The problem: Output all of the data verbatim.
[Opening Extracted information section]
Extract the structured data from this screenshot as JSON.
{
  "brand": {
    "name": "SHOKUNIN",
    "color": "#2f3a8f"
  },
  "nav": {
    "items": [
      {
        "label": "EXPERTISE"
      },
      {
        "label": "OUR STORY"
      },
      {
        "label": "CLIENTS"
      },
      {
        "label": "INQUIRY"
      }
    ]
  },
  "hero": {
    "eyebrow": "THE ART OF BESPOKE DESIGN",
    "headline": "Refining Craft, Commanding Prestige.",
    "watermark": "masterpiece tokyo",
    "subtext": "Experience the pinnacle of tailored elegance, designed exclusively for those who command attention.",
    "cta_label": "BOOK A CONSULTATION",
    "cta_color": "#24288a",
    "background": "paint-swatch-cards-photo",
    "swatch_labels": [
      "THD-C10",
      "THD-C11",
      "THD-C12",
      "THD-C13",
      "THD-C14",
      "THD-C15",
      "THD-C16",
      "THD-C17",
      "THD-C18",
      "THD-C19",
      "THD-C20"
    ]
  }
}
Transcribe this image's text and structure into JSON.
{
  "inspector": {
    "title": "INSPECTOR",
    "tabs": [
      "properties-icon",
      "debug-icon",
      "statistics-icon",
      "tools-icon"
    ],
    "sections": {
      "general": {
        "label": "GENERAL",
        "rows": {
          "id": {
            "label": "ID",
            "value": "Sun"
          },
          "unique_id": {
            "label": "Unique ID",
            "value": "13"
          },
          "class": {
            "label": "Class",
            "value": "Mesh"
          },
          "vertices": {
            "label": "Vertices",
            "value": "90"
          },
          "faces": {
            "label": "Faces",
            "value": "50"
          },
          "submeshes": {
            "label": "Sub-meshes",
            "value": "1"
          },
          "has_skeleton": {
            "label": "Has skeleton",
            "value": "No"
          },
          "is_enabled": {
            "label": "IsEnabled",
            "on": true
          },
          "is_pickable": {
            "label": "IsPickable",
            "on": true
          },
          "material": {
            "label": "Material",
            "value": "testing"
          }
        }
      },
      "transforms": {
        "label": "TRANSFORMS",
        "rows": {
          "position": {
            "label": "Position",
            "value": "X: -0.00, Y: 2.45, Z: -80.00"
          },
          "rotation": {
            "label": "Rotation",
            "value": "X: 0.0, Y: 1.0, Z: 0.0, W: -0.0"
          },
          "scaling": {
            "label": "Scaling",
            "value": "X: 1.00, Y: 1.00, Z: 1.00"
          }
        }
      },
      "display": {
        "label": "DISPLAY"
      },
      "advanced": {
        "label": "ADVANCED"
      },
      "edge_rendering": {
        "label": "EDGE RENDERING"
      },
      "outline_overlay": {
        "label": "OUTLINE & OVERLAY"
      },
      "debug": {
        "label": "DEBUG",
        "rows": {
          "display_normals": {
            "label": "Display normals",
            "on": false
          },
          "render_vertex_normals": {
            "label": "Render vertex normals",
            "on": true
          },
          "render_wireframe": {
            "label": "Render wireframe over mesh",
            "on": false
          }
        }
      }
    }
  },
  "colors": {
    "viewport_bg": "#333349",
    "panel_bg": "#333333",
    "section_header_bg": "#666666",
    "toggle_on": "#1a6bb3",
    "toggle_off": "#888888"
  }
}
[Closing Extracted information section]
Task solution:
Extract the structured data from this screenshot as JSON.
{
  "brand": {
    "name": "SHOKUNIN",
    "color": "#2f3a8f"
  },
  "nav": {
    "items": [
      {
        "label": "EXPERTISE"
      },
      {
        "label": "OUR STORY"
      },
      {
        "label": "CLIENTS"
      },
      {
        "label": "INQUIRY"
      }
    ]
  },
  "hero": {
    "eyebrow": "THE ART OF BESPOKE DESIGN",
    "headline": "Refining Craft, Commanding Prestige.",
    "watermark": "masterpiece tokyo",
    "subtext": "Experience the pinnacle of tailored elegance, designed exclusively for those who command attention.",
    "cta_label": "BOOK A CONSULTATION",
    "cta_color": "#24288a",
    "background": "paint-swatch-cards-photo",
    "swatch_labels": [
      "THD-C10",
      "THD-C11",
      "THD-C12",
      "THD-C13",
      "THD-C14",
      "THD-C15",
      "THD-C16",
      "THD-C17",
      "THD-C18",
      "THD-C19",
      "THD-C20"
    ]
  }
}
Transcribe this image's text and structure into JSON.
{
  "inspector": {
    "title": "INSPECTOR",
    "tabs": [
      "properties-icon",
      "debug-icon",
      "statistics-icon",
      "tools-icon"
    ],
    "sections": {
      "general": {
        "label": "GENERAL",
        "rows": {
          "id": {
            "label": "ID",
            "value": "Sun"
          },
          "unique_id": {
            "label": "Unique ID",
            "value": "13"
          },
          "class": {
            "label": "Class",
            "value": "Mesh"
          },
          "vertices": {
            "label": "Vertices",
            "value": "90"
          },
          "faces": {
            "label": "Faces",
            "value": "50"
          },
          "submeshes": {
            "label": "Sub-meshes",
            "value": "1"
          },
          "has_skeleton": {
            "label": "Has skeleton",
            "value": "No"
          },
          "is_enabled": {
            "label": "IsEnabled",
            "on": true
          },
          "is_pickable": {
            "label": "IsPickable",
            "on": true
          },
          "material": {
            "label": "Material",
            "value": "testing"
          }
        }
      },
      "transforms": {
        "label": "TRANSFORMS",
        "rows": {
          "position": {
            "label": "Position",
            "value": "X: -0.00, Y: 2.45, Z: -80.00"
          },
          "rotation": {
            "label": "Rotation",
            "value": "X: 0.0, Y: 1.0, Z: 0.0, W: -0.0"
          },
          "scaling": {
            "label": "Scaling",
            "value": "X: 1.00, Y: 1.00, Z: 1.00"
          }
        }
      },
      "display": {
        "label": "DISPLAY"
      },
      "advanced": {
        "label": "ADVANCED"
      },
      "edge_rendering": {
        "label": "EDGE RENDERING"
      },
      "outline_overlay": {
        "label": "OUTLINE & OVERLAY"
      },
      "debug": {
        "label": "DEBUG",
        "rows": {
          "display_normals": {
            "label": "Display normals",
            "on": false
          },
          "render_vertex_normals": {
            "label": "Render vertex normals",
            "on": true
          },
          "render_wireframe": {
            "label": "Render wireframe over mesh",
            "on": false
          }
        }
      }
    }
  },
  "colors": {
    "viewport_bg": "#333349",
    "panel_bg": "#333333",
    "section_header_bg": "#666666",
    "toggle_on": "#1a6bb3",
    "toggle_off": "#888888"
  }
}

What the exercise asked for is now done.